What’s A Routing Transit Number?
Each United States operating bank or depository institution has it’s own transit number or “routing number”.It is a nine digit code, which identifies the issuing bank for check sorting, funding, wire transfers and ACH transactions (debits/credits). You see them as those funny looking numbers on the bottom edge of a check or treasury warrant. That funny type font is usually printed in magnetic ink and is read by a magnetic ink character reader, called a “MICR.”
Today, newer technology can read them optically with an optical character reader (OCR), which has reduced the requirement of magnetic ink.This code was originated by the American Bankers Association (ABA) in 1911, and they remain the numbering assignment authority today. For years, the number has been publically referred to as the ABA Number®, which is a trademark of the ABA. More commonly though is referred to as an “RTN” or routing number. Before the advent of MICR machines in the late 1950’s, all checks had the fractional format (XX-XX/XXXX). Oftentimes, these fractional codes are what people write on their deposit slips. These numbers can be converted via an algorithm into their 9-digit equivalent.
What is a Routing Number?
.A routing number or routing transit number is a 9 digit number that identifies financial institution in a transaction and the location where your bank account was opened. Most common types of transaction are ACH and wire transfers. You’ll often be asked for your checking account routing number when you’re making a payment online or by phone.
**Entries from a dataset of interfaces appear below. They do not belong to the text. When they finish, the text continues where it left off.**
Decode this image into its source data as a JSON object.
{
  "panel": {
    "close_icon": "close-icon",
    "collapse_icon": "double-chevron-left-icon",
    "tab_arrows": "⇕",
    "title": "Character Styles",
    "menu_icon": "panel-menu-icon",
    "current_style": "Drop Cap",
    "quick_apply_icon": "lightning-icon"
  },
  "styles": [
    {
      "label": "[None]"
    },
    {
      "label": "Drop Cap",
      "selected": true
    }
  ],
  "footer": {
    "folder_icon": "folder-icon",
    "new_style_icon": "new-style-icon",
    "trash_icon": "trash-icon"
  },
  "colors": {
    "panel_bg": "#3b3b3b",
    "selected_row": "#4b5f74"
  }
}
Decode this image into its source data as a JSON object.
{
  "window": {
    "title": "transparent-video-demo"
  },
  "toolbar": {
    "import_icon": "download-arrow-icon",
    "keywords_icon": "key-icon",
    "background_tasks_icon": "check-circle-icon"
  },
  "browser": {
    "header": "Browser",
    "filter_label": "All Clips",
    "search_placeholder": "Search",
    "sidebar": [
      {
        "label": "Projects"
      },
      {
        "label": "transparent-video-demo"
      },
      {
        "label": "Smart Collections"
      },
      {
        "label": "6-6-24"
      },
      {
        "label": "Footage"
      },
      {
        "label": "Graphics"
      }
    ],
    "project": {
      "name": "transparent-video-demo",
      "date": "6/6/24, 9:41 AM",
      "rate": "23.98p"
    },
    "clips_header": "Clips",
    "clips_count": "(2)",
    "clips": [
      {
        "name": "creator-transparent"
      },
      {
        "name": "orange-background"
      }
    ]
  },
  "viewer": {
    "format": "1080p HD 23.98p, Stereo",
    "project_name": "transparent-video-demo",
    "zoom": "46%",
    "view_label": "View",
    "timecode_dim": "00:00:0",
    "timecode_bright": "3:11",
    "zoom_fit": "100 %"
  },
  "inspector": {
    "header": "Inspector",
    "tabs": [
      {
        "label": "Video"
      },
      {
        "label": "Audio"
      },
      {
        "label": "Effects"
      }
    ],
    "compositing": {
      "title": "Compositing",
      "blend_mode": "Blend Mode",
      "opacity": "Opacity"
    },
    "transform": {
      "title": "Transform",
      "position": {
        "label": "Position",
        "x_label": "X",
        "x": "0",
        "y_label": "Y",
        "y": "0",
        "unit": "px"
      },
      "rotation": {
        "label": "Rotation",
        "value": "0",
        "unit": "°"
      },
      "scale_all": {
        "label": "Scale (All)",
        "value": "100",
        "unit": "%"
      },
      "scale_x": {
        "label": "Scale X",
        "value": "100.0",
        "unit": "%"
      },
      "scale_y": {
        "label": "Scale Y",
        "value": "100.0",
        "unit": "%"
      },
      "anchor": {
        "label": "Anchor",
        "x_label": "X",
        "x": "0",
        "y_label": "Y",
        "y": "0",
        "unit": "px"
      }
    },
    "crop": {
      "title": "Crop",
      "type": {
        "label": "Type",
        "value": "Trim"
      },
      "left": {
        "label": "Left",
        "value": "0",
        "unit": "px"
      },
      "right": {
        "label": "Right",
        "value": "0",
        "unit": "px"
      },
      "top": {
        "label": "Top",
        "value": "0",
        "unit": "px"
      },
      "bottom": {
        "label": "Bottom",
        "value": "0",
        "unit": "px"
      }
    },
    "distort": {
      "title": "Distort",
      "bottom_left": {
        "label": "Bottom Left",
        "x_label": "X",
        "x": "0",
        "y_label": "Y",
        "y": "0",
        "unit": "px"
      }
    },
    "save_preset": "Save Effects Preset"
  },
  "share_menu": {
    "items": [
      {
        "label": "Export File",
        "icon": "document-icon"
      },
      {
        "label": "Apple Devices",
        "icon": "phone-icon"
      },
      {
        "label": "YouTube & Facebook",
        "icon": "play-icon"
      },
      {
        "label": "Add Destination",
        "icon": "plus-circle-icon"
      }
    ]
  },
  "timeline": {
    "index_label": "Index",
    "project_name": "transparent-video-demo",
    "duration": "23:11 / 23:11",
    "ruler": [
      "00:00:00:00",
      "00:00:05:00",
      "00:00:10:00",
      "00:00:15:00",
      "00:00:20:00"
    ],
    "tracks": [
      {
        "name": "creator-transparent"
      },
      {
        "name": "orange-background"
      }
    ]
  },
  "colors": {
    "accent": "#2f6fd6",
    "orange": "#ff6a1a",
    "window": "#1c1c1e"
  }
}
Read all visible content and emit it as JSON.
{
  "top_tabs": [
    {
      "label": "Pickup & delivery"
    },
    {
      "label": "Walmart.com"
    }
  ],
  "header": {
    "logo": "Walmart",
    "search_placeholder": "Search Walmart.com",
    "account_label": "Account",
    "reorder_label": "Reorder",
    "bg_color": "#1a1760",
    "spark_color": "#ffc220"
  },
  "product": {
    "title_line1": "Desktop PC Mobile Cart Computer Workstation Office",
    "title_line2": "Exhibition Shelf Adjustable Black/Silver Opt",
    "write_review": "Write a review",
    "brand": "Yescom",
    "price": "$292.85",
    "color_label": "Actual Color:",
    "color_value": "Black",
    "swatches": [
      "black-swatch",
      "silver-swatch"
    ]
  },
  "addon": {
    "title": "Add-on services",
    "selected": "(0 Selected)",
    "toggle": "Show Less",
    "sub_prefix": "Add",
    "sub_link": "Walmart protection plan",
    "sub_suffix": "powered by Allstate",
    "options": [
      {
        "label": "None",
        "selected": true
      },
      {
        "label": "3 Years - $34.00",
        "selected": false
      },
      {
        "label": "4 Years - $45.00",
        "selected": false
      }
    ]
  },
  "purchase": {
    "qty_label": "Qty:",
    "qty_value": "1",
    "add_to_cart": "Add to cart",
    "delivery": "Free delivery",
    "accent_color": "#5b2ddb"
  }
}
Some banks and financial institutions usually have multiple routing numbers serving different purposes, geographical regions and branches.
Therefore it is important to ensure that you are using correct routing number before you initiate a money transfer. A routing number can also be referred to as a RTN, a routing transit number or an ABA routing number and can be easily be found printed on the bottom of a check or in the online banking portals of the financial institutions.
When you’ll need your routing number?
A routing number is required in a variety of situations, including setting up direct deposit, automatic loan payments or recurring transfers like bill payments.You’ll also need it when you file taxes to receive your tax refund or debit a tax payment, or when you conduct Automated Clearing House (ACH),
transfers between different bank accounts. Generally, you’ll only need your routing number when funds are being directly transferred to or from your bank account — never for debit card or credit card purchases.
|BANK NAME||ROUTING NUMBER|
|NFCU (old routing number)||255077451|
|NFCU (new routing number)||256074974|
NAVY FEDERAL CREDIT UNION BANK
The Navy Federal Credit Union serves 7.5 million military members and their families and is the world’s largest credit union.
The only Navy Federal wiring info you need is the company’s routing number. Navy Federal uses the same number for international wire transfers as it does for direct deposits and checks.
International wire transfers also sometimes require a Swift Code, a series of eight to 11 characters including both numbers and letters. Navy Federal does not use this code, but other banks and credit unions do.
Navy Federal wiring info you need is the company’s routing number. Navy Federal uses the same number for international wire transfers as it does for direct deposits and checks. Other financial institutions; however, opt to use a separate routing number for wire transfers, so it is important to check with the specific bank or credit union to determine if this is the case, and if so, what the wire transfer routing number is.
You can also find Mountain America Credit Union Routing Number